> first, pickling wouldn't work at all, but through some mix of
> eliminating a class variable 'id' and adding __setstate__ and
> __getstate__ methods it does dump (too soon to call it a pickle).
> What I'm having trouble with is getting the load to match the dump.  I
> lifted parts of the pickle module test code, and the dump == load part
> fails, then my code falls apart, and then nothing works... (I'm in
> California, so picking grapes is an option ;-)
> I'm probably not using get/set state properly.  My instance should be
> pickleable or I'd get an error there.
> Any help or pointers to examples/docs appreciated.

You don't need the __setstate__/__getstate__ methods unless you want to
exclude some instance variables from being pickled. On a normal class
the pickling should work without any problem. I also never had problems
with the name of the instance variables.

If you want to compare your own defined classes, don't forget to define
the __cmp__ method.
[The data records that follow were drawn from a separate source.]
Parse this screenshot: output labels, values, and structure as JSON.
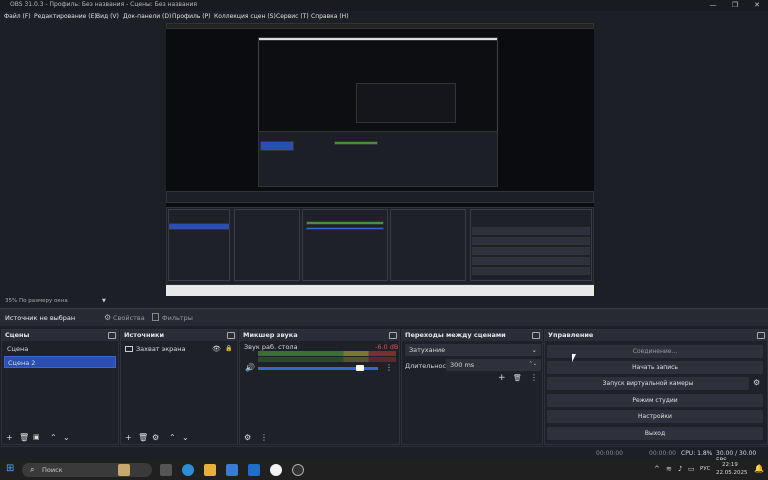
{
  "window": {
    "title": "OBS 31.0.3 - Профиль: Без названия - Сцены: Без названия"
  },
  "menu": [
    "Файл (F)",
    "Редактирование (E)",
    "Вид (V)",
    "Док-панели (D)",
    "Профиль (P)",
    "Коллекция сцен (S)",
    "Сервис (T)",
    "Справка (H)"
  ],
  "zoom": {
    "label": "35% По размеру окна"
  },
  "source_bar": {
    "status": "Источник не выбран",
    "properties": "Свойства",
    "filters": "Фильтры"
  },
  "scenes": {
    "title": "Сцены",
    "items": [
      "Сцена",
      "Сцена 2"
    ],
    "selected_index": 1
  },
  "sources": {
    "title": "Источники",
    "items": [
      "Захват экрана"
    ]
  },
  "mixer": {
    "title": "Микшер звука",
    "track": "Звук раб. стола",
    "db": "-6.0 dB",
    "volume_level": 0.9
  },
  "transitions": {
    "title": "Переходы между сценами",
    "type": "Затухание",
    "duration_label": "Длительность",
    "duration_value": "300 ms"
  },
  "controls": {
    "title": "Управление",
    "connecting": "Соединение...",
    "start_recording": "Начать запись",
    "virtual_cam": "Запуск виртуальной камеры",
    "studio_mode": "Режим студии",
    "settings": "Настройки",
    "exit": "Выход"
  },
  "status": {
    "time1": "00:00:00",
    "time2": "00:00:00",
    "cpu": "CPU: 1.8%",
    "fps": "30.00 / 30.00 FPS"
  },
  "taskbar": {
    "search": "Поиск",
    "lang": "РУС",
    "clock": "22:19",
    "date": "22.05.2025"
  }
}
This method defines how to compare instances of the
same class.

Here is a short example on how to pickle some objects:

from cPickle import Pickler, Unpickler
from StringIO import StringIO

class MyClass:
    def __init__ (self, value):
        self.value = value

    def __repr__ (self):
        return '[MyClass: %s]' % (self.value,)

    def __cmp__ (self, other):
        return self.value == other.value

object = MyClass (MyClass (123))
strIO = StringIO ()
pickler = Pickler (strIO)
pickler.dump (object) (0, 0)
unpickler = Unpickler (strIO)
object2 = unpickler.load ()

print 'object: '+`object`
print 'object2: '+`object`

print object == object2

Hope this helps,
Ovidiu Predescu <ovidiu at>

More information about the Python-list mailing list